Steven was active with a program called Royal Rangers, which is similar to Boy Scouts only it is ran through churches. Every summer the boys got to go on a 4 day camp out called Pow Wow. Steven was 9 years old and was finally old enough to go on his first one. We really felt comfortable because some of the men going had known Steven since he was born. They left on a Thursday and got back Sunday afternoon. We were so anxious to hear all about Steven’s camp out experience. The van pulled up and all these lively boys and tired looking commanders started piling out. When I saw Steven, I thought what on earth? He had a black ball, between the size of a golf ball and baseball, of something, that had become one with his bangs on his forehead. As I was greeting him and hugging him, I was also feeling this thing, trying to figure out what this black mass was. When I touched it, it wasn’t super hard, but it wasn’t really soft either. I ask Steven “what on earth is that in your hair?” He and several other boys just started laughing. Steven was giggling so hard he couldn’t tell me, so one of the other boys spoke up. He said “on the first night they were there, they were roasting marshmallows and Steven kept putting the stick up close to his eyes to try to see it. The marshmallows kept getting stuck in his hair.” All the boys and commanders were laughing as they all chimed in on this story.
OK, as a mom, a key part of this story was this was Sunday and they all were saying this happen the first night! I totally saw the humor in this, but I was thinking, oh my, this has been there for going on 4 days, attracting everything from the campsite! Are we going to have to cut it out of his hair? As soon as we got home I leaned him over the sink and ran warm water over it and it came right out, so I should have been thrilled, right? OK, I was, but my next thought was obviously Steven never got a shower while he was there, and no one must have attempted at all to rinse it out of his hair… really?! Oh well, Steven had a great time and couldn’t wait to go on his next camp out.

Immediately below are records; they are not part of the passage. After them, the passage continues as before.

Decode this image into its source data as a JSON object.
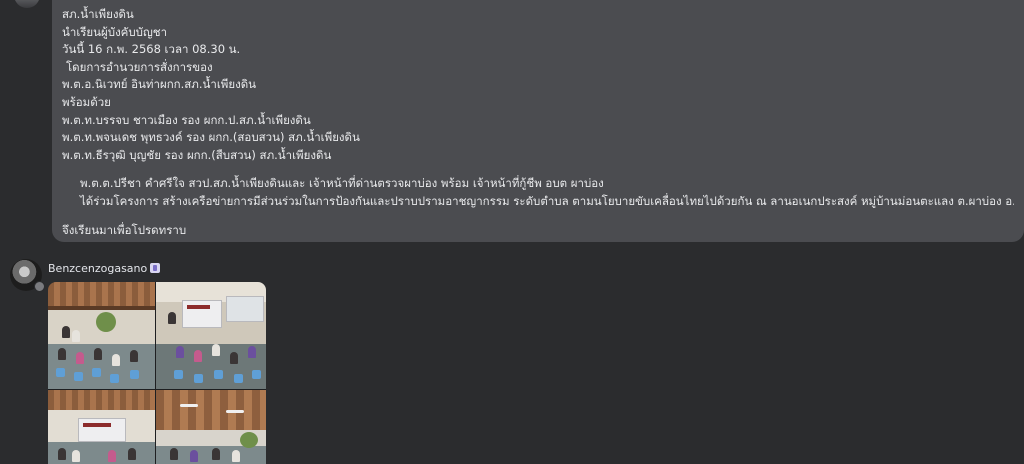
{
  "message": {
    "lines": [
      "สภ.น้ำเพียงดิน",
      "นำเรียนผู้บังคับบัญชา",
      "วันนี้ 16 ก.พ. 2568 เวลา 08.30 น.",
      "โดยการอำนวยการสั่งการของ",
      "พ.ต.อ.นิเวทย์ อินท่าผกก.สภ.น้ำเพียงดิน",
      "พร้อมด้วย",
      "พ.ต.ท.บรรจบ ชาวเมือง รอง ผกก.ป.สภ.น้ำเพียงดิน",
      "พ.ต.ท.พจนเดช พุทธวงค์ รอง ผกก.(สอบสวน) สภ.น้ำเพียงดิน",
      "พ.ต.ท.ธีรวุฒิ บุญชัย รอง ผกก.(สืบสวน) สภ.น้ำเพียงดิน",
      "พ.ต.ต.ปรีชา คำศรีใจ สวป.สภ.น้ำเพียงดินและ เจ้าหน้าที่ด่านตรวจผาบ่อง พร้อม เจ้าหน้าที่กู้ชีพ อบต ผาบ่อง",
      "ได้ร่วมโครงการ สร้างเครือข่ายการมีส่วนร่วมในการป้องกันและปราบปรามอาชญากรรม ระดับตำบล ตามนโยบายขับเคลื่อนไทยไปด้วยกัน ณ ลานอเนกประสงค์ หมู่บ้านม่อนตะแลง ต.ผาบ่อง อ.เมือง จ.แม่ฮ่องสอน",
      "จึงเรียนมาเพื่อโปรดทราบ"
    ]
  },
  "post": {
    "author_name": "Benzcenzogasano",
    "photo_count": 4
  },
  "colors": {
    "background": "#2b2c2e",
    "bubble": "#4b4c50",
    "text": "#e9eaec"
  }
}
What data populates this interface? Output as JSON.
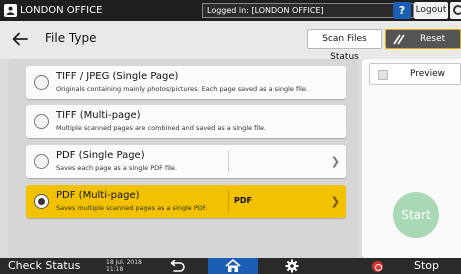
{
  "topbar": {
    "user_label": "LONDON OFFICE",
    "login_status": "Logged in: [LONDON OFFICE]",
    "help_label": "?",
    "logout_label": "Logout"
  },
  "header": {
    "title": "File Type",
    "scan_status_label": "Scan Files Status",
    "reset_label": "Reset"
  },
  "options": [
    {
      "title": "TIFF / JPEG (Single Page)",
      "desc": "Originals containing mainly photos/pictures. Each page saved as a single file.",
      "selected": false
    },
    {
      "title": "TIFF (Multi-page)",
      "desc": "Multiple scanned pages are combined and saved as a single file.",
      "selected": false
    },
    {
      "title": "PDF (Single Page)",
      "desc": "Saves each page as a single PDF file.",
      "subvalue": "",
      "selected": false
    },
    {
      "title": "PDF (Multi-page)",
      "desc": "Saves multiple scanned pages as a single PDF.",
      "subvalue": "PDF",
      "selected": true
    }
  ],
  "side": {
    "preview_label": "Preview",
    "start_label": "Start"
  },
  "bottombar": {
    "check_status_label": "Check Status",
    "date": "18 Jul. 2018",
    "time": "11:18",
    "stop_label": "Stop"
  },
  "colors": {
    "accent_yellow": "#f2c200",
    "home_blue": "#1b5fb4",
    "start_green": "#a9d9b4"
  }
}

We were and continue to be so thankful for our church family. The church we were attending at this time was the church Rick and I met at and all 3 of our boys were born during our time there. Rick and I have been blessed with good biological families, so to have both, we feel abundantly blessed! Not that church families or biological families are EVER perfect. That would be setting yourself and family up for disappointment, to have any expectation of that. It’s hard over the years watching biological families and church families break apart because they feel the grass is greener someplace else. Not that there aren’t extreme cases that this is true, but many times you watch these families, move from place to place. Once you find a church home, especially if you are raising kids, stick with your church family if at all possible! In the same way most of us, if we can, we avoid moving our kids from school to school. Kids love the stability. Our family in a 40+ year time frame has been a part of two churches. As a parent with a special needs son, having such close relationships with the adults that worked with our kids in classes and having their kids growing up with our kids has been priceless! If you have never had this, it’s not too late to plug into a church and start building those relationships!
If you have a church family, what has that meant to you and your family?